Avoid Gender Washing: Making Sense of Marketing to Women by Understanding the Three Waves of Feminism
By Jenny Darroch
Originally published in June 2014
Realizing that women make around 85 percent of all purchase decisions but unsure of how to effectively market to women, many managers end up adopting a strategy of “gender washing.” Gender washing has two defining characteristics: (1) a failure to acknowledge women’s distinct needs, and/or (2) a belief that marketing to women simply means offering the “shrink it and pink it” version of men’s products.

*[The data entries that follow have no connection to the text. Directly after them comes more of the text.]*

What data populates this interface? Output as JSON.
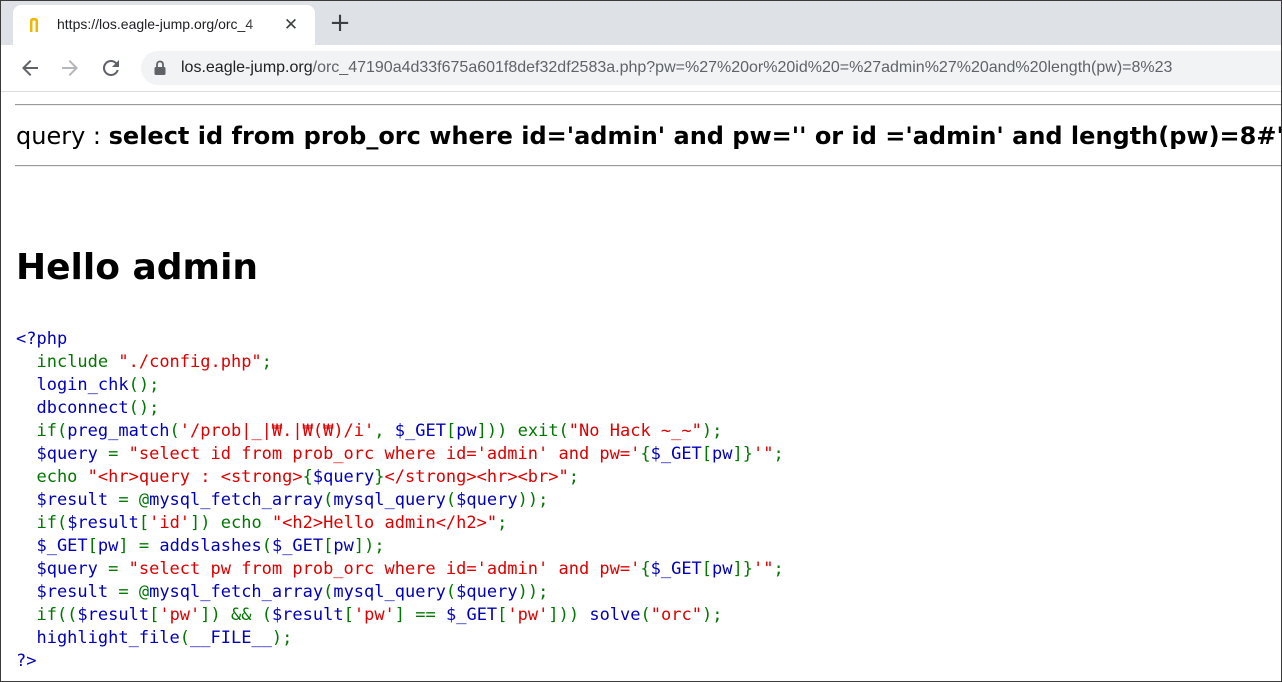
{
  "browser": {
    "tab_title": "https://los.eagle-jump.org/orc_4",
    "new_tab": "+",
    "close": "✕",
    "url_host": "los.eagle-jump.org",
    "url_path": "/orc_47190a4d33f675a601f8def32df2583a.php?pw=%27%20or%20id%20=%27admin%27%20and%20length(pw)=8%23",
    "colors": {
      "tabstrip": "#dee1e6",
      "omnibox": "#f1f3f4",
      "favicon": "#f2b600"
    }
  },
  "page": {
    "query_label": "query : ",
    "query_value": "select id from prob_orc where id='admin' and pw='' or id ='admin' and length(pw)=8#'",
    "heading": "Hello admin",
    "source_code": [
      [
        [
          "d",
          "<?php"
        ]
      ],
      [
        [
          "d",
          "  "
        ],
        [
          "k",
          "include "
        ],
        [
          "s",
          "\"./config.php\""
        ],
        [
          "k",
          ";"
        ]
      ],
      [
        [
          "d",
          "  login_chk"
        ],
        [
          "k",
          "();"
        ]
      ],
      [
        [
          "d",
          "  dbconnect"
        ],
        [
          "k",
          "();"
        ]
      ],
      [
        [
          "k",
          "  if("
        ],
        [
          "d",
          "preg_match"
        ],
        [
          "k",
          "("
        ],
        [
          "s",
          "'/prob|_|₩.|₩(₩)/i'"
        ],
        [
          "k",
          ", "
        ],
        [
          "d",
          "$_GET"
        ],
        [
          "k",
          "["
        ],
        [
          "d",
          "pw"
        ],
        [
          "k",
          "])) exit("
        ],
        [
          "s",
          "\"No Hack ~_~\""
        ],
        [
          "k",
          ");"
        ]
      ],
      [
        [
          "d",
          "  $query "
        ],
        [
          "k",
          "= "
        ],
        [
          "s",
          "\"select id from prob_orc where id='admin' and pw='"
        ],
        [
          "k",
          "{"
        ],
        [
          "d",
          "$_GET"
        ],
        [
          "k",
          "["
        ],
        [
          "d",
          "pw"
        ],
        [
          "k",
          "]}"
        ],
        [
          "s",
          "'\""
        ],
        [
          "k",
          ";"
        ]
      ],
      [
        [
          "k",
          "  echo "
        ],
        [
          "s",
          "\"<hr>query : <strong>"
        ],
        [
          "k",
          "{"
        ],
        [
          "d",
          "$query"
        ],
        [
          "k",
          "}"
        ],
        [
          "s",
          "</strong><hr><br>\""
        ],
        [
          "k",
          ";"
        ]
      ],
      [
        [
          "d",
          "  $result "
        ],
        [
          "k",
          "= @"
        ],
        [
          "d",
          "mysql_fetch_array"
        ],
        [
          "k",
          "("
        ],
        [
          "d",
          "mysql_query"
        ],
        [
          "k",
          "("
        ],
        [
          "d",
          "$query"
        ],
        [
          "k",
          "));"
        ]
      ],
      [
        [
          "k",
          "  if("
        ],
        [
          "d",
          "$result"
        ],
        [
          "k",
          "["
        ],
        [
          "s",
          "'id'"
        ],
        [
          "k",
          "]) echo "
        ],
        [
          "s",
          "\"<h2>Hello admin</h2>\""
        ],
        [
          "k",
          ";"
        ]
      ],
      [
        [
          "d",
          "  $_GET"
        ],
        [
          "k",
          "["
        ],
        [
          "d",
          "pw"
        ],
        [
          "k",
          "] = "
        ],
        [
          "d",
          "addslashes"
        ],
        [
          "k",
          "("
        ],
        [
          "d",
          "$_GET"
        ],
        [
          "k",
          "["
        ],
        [
          "d",
          "pw"
        ],
        [
          "k",
          "]);"
        ]
      ],
      [
        [
          "d",
          "  $query "
        ],
        [
          "k",
          "= "
        ],
        [
          "s",
          "\"select pw from prob_orc where id='admin' and pw='"
        ],
        [
          "k",
          "{"
        ],
        [
          "d",
          "$_GET"
        ],
        [
          "k",
          "["
        ],
        [
          "d",
          "pw"
        ],
        [
          "k",
          "]}"
        ],
        [
          "s",
          "'\""
        ],
        [
          "k",
          ";"
        ]
      ],
      [
        [
          "d",
          "  $result "
        ],
        [
          "k",
          "= @"
        ],
        [
          "d",
          "mysql_fetch_array"
        ],
        [
          "k",
          "("
        ],
        [
          "d",
          "mysql_query"
        ],
        [
          "k",
          "("
        ],
        [
          "d",
          "$query"
        ],
        [
          "k",
          "));"
        ]
      ],
      [
        [
          "k",
          "  if(("
        ],
        [
          "d",
          "$result"
        ],
        [
          "k",
          "["
        ],
        [
          "s",
          "'pw'"
        ],
        [
          "k",
          "]) && ("
        ],
        [
          "d",
          "$result"
        ],
        [
          "k",
          "["
        ],
        [
          "s",
          "'pw'"
        ],
        [
          "k",
          "] == "
        ],
        [
          "d",
          "$_GET"
        ],
        [
          "k",
          "["
        ],
        [
          "s",
          "'pw'"
        ],
        [
          "k",
          "])) "
        ],
        [
          "d",
          "solve"
        ],
        [
          "k",
          "("
        ],
        [
          "s",
          "\"orc\""
        ],
        [
          "k",
          ");"
        ]
      ],
      [
        [
          "d",
          "  highlight_file"
        ],
        [
          "k",
          "("
        ],
        [
          "d",
          "__FILE__"
        ],
        [
          "k",
          ");"
        ]
      ],
      [
        [
          "d",
          "?>"
        ]
      ]
    ]
  }
}
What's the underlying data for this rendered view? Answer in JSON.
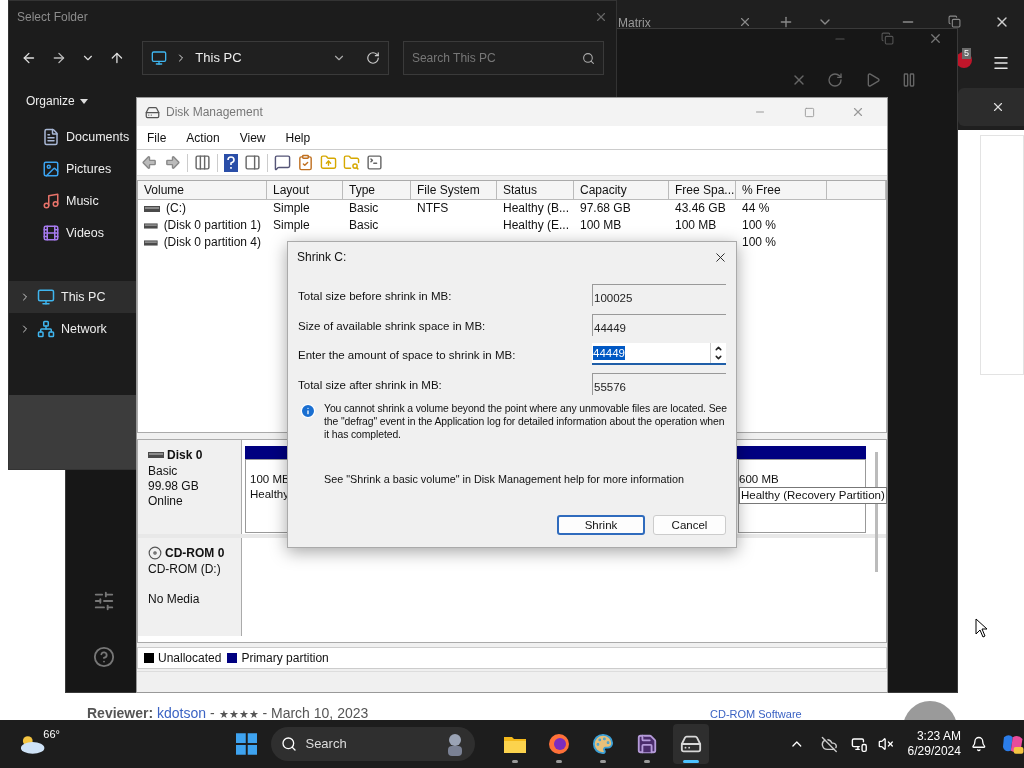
{
  "browser": {
    "tab_title": "Matrix",
    "badge": "5"
  },
  "select_folder": {
    "title": "Select Folder",
    "address": "This PC",
    "search_placeholder": "Search This PC",
    "organize": "Organize",
    "nav": [
      {
        "label": "Documents",
        "expandable": false,
        "selected": false
      },
      {
        "label": "Pictures",
        "expandable": false,
        "selected": false
      },
      {
        "label": "Music",
        "expandable": false,
        "selected": false
      },
      {
        "label": "Videos",
        "expandable": false,
        "selected": false
      },
      {
        "label": "This PC",
        "expandable": true,
        "selected": true
      },
      {
        "label": "Network",
        "expandable": true,
        "selected": false
      }
    ]
  },
  "disk_management": {
    "title": "Disk Management",
    "menu": [
      "File",
      "Action",
      "View",
      "Help"
    ],
    "columns": [
      "Volume",
      "Layout",
      "Type",
      "File System",
      "Status",
      "Capacity",
      "Free Spa...",
      "% Free"
    ],
    "rows": [
      [
        "(C:)",
        "Simple",
        "Basic",
        "NTFS",
        "Healthy (B...",
        "97.68 GB",
        "43.46 GB",
        "44 %"
      ],
      [
        "(Disk 0 partition 1)",
        "Simple",
        "Basic",
        "",
        "Healthy (E...",
        "100 MB",
        "100 MB",
        "100 %"
      ],
      [
        "(Disk 0 partition 4)",
        "",
        "",
        "",
        "",
        "",
        "",
        "100 %"
      ]
    ],
    "disks": [
      {
        "name": "Disk 0",
        "kind": "disk",
        "lines": [
          "Basic",
          "99.98 GB",
          "Online"
        ],
        "partitions": [
          {
            "size": "100 MB",
            "status": "Healthy"
          },
          {
            "size": "600 MB",
            "status": "Healthy (Recovery Partition)"
          }
        ]
      },
      {
        "name": "CD-ROM 0",
        "kind": "cdrom",
        "lines": [
          "CD-ROM (D:)",
          "No Media"
        ]
      }
    ],
    "legend": [
      {
        "label": "Unallocated",
        "color": "#000000"
      },
      {
        "label": "Primary partition",
        "color": "#000080"
      }
    ]
  },
  "dialog": {
    "title": "Shrink C:",
    "fields": [
      {
        "label": "Total size before shrink in MB:",
        "value": "100025",
        "kind": "readonly"
      },
      {
        "label": "Size of available shrink space in MB:",
        "value": "44449",
        "kind": "readonly"
      },
      {
        "label": "Enter the amount of space to shrink in MB:",
        "value": "44449",
        "kind": "spin",
        "text_selected": true
      },
      {
        "label": "Total size after shrink in MB:",
        "value": "55576",
        "kind": "readonly"
      }
    ],
    "info": "You cannot shrink a volume beyond the point where any unmovable files are located. See the \"defrag\" event in the Application log for detailed information about the operation when it has completed.",
    "help": "See \"Shrink a basic volume\" in Disk Management help for more information",
    "buttons": [
      {
        "label": "Shrink",
        "default": true
      },
      {
        "label": "Cancel",
        "default": false
      }
    ]
  },
  "page": {
    "reviewer_label": "Reviewer:",
    "reviewer": "kdotson",
    "separator": "-",
    "stars": 4,
    "date": "March 10, 2023",
    "side_link": "CD-ROM Software"
  },
  "taskbar": {
    "temperature": "66°",
    "search": "Search",
    "apps": [
      {
        "active": false
      },
      {
        "active": false
      },
      {
        "active": false
      },
      {
        "active": false
      },
      {
        "active": true
      }
    ],
    "time": "3:23 AM",
    "date": "6/29/2024"
  }
}
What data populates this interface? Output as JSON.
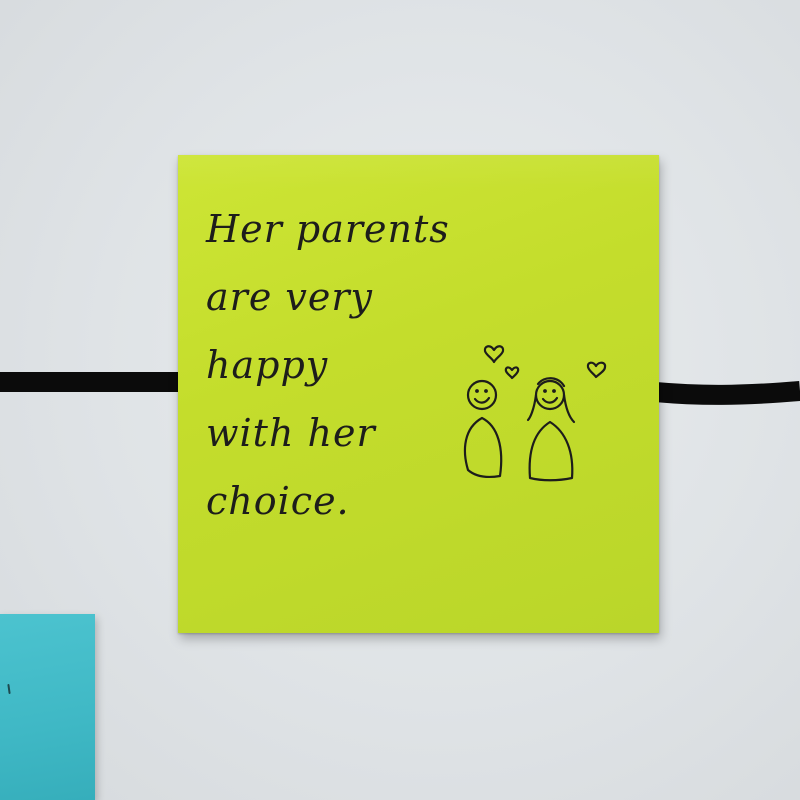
{
  "scene": {
    "background_color": "#e2e6e8",
    "tape_color": "#0b0b0b"
  },
  "main_note": {
    "color": "#c7e02e",
    "text_lines": [
      "Her parents",
      "are very",
      "happy",
      "with her",
      "choice."
    ],
    "ink_color": "#1d1d1b"
  },
  "doodle": {
    "figures": 2,
    "hearts": 3
  },
  "secondary_note": {
    "color": "#43bcc8"
  }
}
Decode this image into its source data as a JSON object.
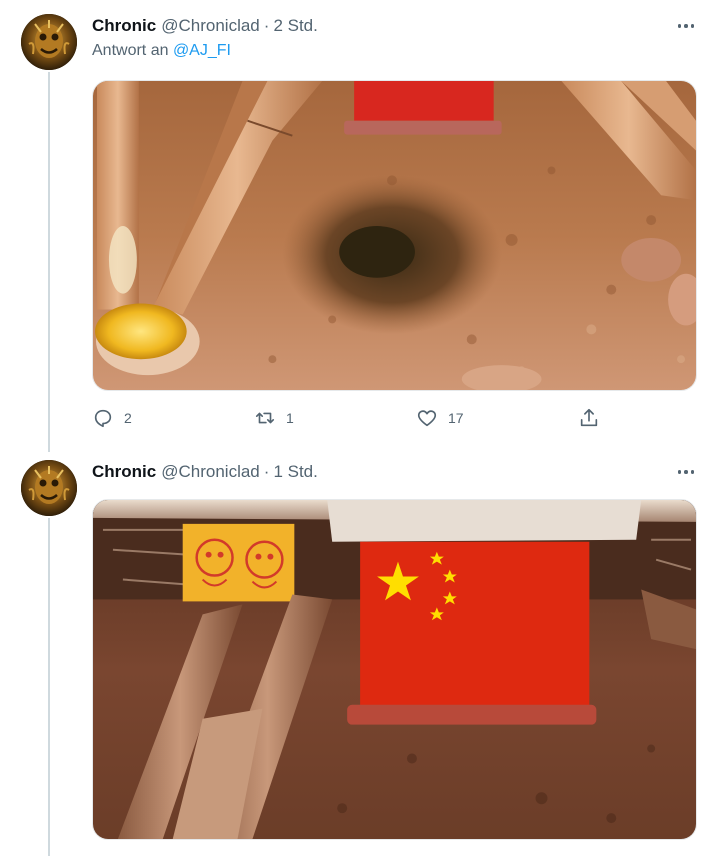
{
  "tweets": [
    {
      "author_name": "Chronic",
      "author_handle": "@Chroniclad",
      "separator": "·",
      "time": "2 Std.",
      "reply_prefix": "Antwort an",
      "reply_handle": "@AJ_FI",
      "stats": {
        "replies": "2",
        "retweets": "1",
        "likes": "17"
      }
    },
    {
      "author_name": "Chronic",
      "author_handle": "@Chroniclad",
      "separator": "·",
      "time": "1 Std."
    }
  ],
  "icons": {
    "reply": "comment-icon",
    "retweet": "retweet-icon",
    "like": "heart-icon",
    "share": "share-icon",
    "more": "more-dots-icon"
  },
  "colors": {
    "accent": "#1d9bf0",
    "secondary_text": "#536471",
    "thread_line": "#cfd9de",
    "flag_red": "#de2910",
    "flag_star": "#ffde00"
  }
}
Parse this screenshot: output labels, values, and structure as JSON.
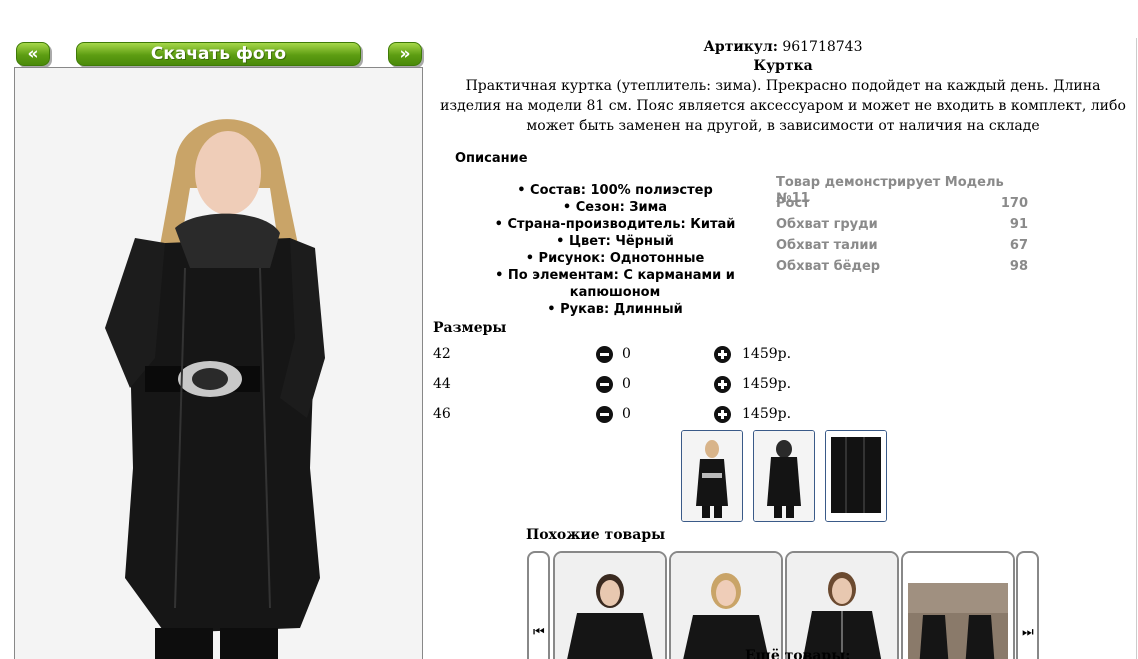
{
  "gallery": {
    "prev_label": "«",
    "next_label": "»",
    "download_label": "Скачать фото"
  },
  "product": {
    "article_label": "Артикул:",
    "article_value": "961718743",
    "title": "Куртка",
    "description": "Практичная куртка (утеплитель: зима). Прекрасно подойдет на каждый день. Длина изделия на модели 81 см. Пояс является аксессуаром и может не входить в комплект, либо может быть заменен на другой, в зависимости от наличия на складе"
  },
  "specs": {
    "title": "Описание",
    "items": [
      "• Состав: 100% полиэстер",
      "• Сезон: Зима",
      "• Страна-производитель: Китай",
      "• Цвет: Чёрный",
      "• Рисунок: Однотонные",
      "• По элементам: С карманами и капюшоном",
      "• Рукав: Длинный"
    ]
  },
  "model": {
    "heading": "Товар демонстрирует Модель №11",
    "rows": [
      {
        "label": "Рост",
        "value": "170"
      },
      {
        "label": "Обхват груди",
        "value": "91"
      },
      {
        "label": "Обхват талии",
        "value": "67"
      },
      {
        "label": "Обхват бёдер",
        "value": "98"
      }
    ]
  },
  "sizes": {
    "title": "Размеры",
    "rows": [
      {
        "size": "42",
        "qty": "0",
        "price": "1459р."
      },
      {
        "size": "44",
        "qty": "0",
        "price": "1459р."
      },
      {
        "size": "46",
        "qty": "0",
        "price": "1459р."
      }
    ]
  },
  "similar": {
    "title": "Похожие товары"
  },
  "more": {
    "title": "Ещё товары:"
  },
  "icons": {
    "minus": "minus-circle-icon",
    "plus": "plus-circle-icon",
    "carousel_prev": "skip-back-icon",
    "carousel_next": "skip-forward-icon"
  },
  "colors": {
    "button_green": "#5d9d12",
    "thumb_border": "#3a5a88",
    "model_text": "#8a8a8a"
  }
}
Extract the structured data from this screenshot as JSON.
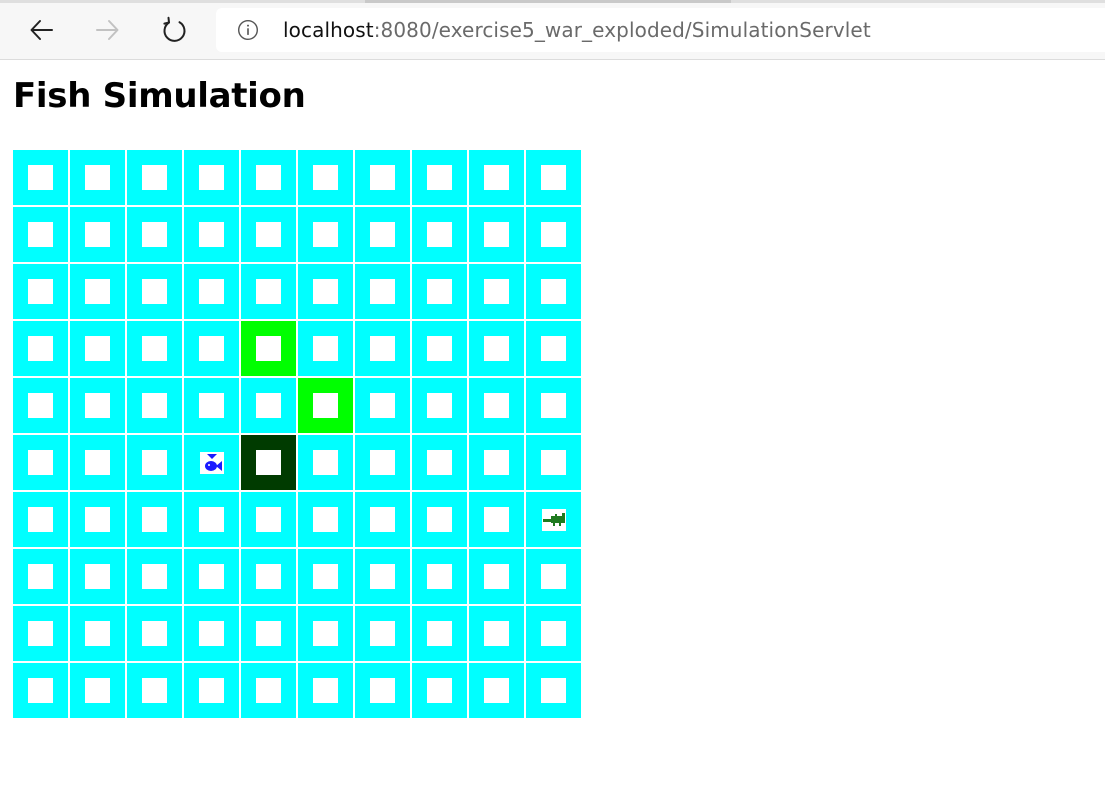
{
  "browser": {
    "url_host": "localhost",
    "url_path": ":8080/exercise5_war_exploded/SimulationServlet",
    "icons": {
      "back": "arrow-left-icon",
      "forward": "arrow-right-icon",
      "reload": "reload-icon",
      "site_info": "info-circle-icon"
    }
  },
  "page": {
    "title": "Fish Simulation"
  },
  "simulation": {
    "rows": 10,
    "cols": 10,
    "colors": {
      "water": "#00ffff",
      "plant": "#00ff00",
      "dense_plant": "#003b00",
      "fish": "#1a1aff",
      "predator": "#1f7a1f"
    },
    "special_cells": [
      {
        "row": 3,
        "col": 4,
        "type": "plant"
      },
      {
        "row": 4,
        "col": 5,
        "type": "plant"
      },
      {
        "row": 5,
        "col": 4,
        "type": "dense_plant"
      },
      {
        "row": 5,
        "col": 3,
        "type": "fish",
        "icon": "fish-icon"
      },
      {
        "row": 6,
        "col": 9,
        "type": "predator",
        "icon": "crocodile-icon"
      }
    ]
  }
}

To avoid the mistake of gender washing and, more importantly, to know how to better recalibrate marketing practice, means to understand the different stages that define contemporary feminism. In most countries, giving women the vote and allowing property rights were early attempts to seek gender equality. But it is the second and third wave of feminism that should be of interest to marketers. The second wave of feminism (circa 1970s) focused on differences between men and women — for example, physical differences such as “women bear children,” or psychological differences such as “men are good at competition and autonomy and bad at relationships and emotion. Women excel in relationships and emotion and are bad at competition and autonomy.”
There are many criticisms of the second wave of feminism. One criticism is that women continue to assume a subordinate status because they are defined as being less rational, more emotional, more dependent and closer to nature. A second criticism is that feminism, as practiced around the 1970s, was the prevue of white middle class women and did not embrace the context of other women, such as women of color — that is, feminism treated all women as the same.
The third wave of feminism, therefore, emerged to focus on the differences between women with an emphasis on differences based on race, ethnicity and sexual orientation.
What does this mean for marketing practice today? First, I believe that much marketing practice still reflects the feminist views of the 1970s. My recommendation then is for marketing practice to become more current and properly embrace the third wave of feminism by accepting that there are many differences between women. But I would add a twist to this recommendation. Current third wave writers acknowledge that there is “no one answer to the question of how to live as a feminist. Rather each women must confront the unique problems of her particular life.” With this in mind, instead of focusing on demographic differences between women, such as race and ethnicity, marketers should first focus on a woman’s needs by identifying the problems women are trying to solve for which the organization’s product could be a solution. Consumer needs then become a more appropriate method to distinguish between women.
Focusing on her needs, and adding questions to further understand her context and motivations, should avoid gender washing… and improve marketing practice overall.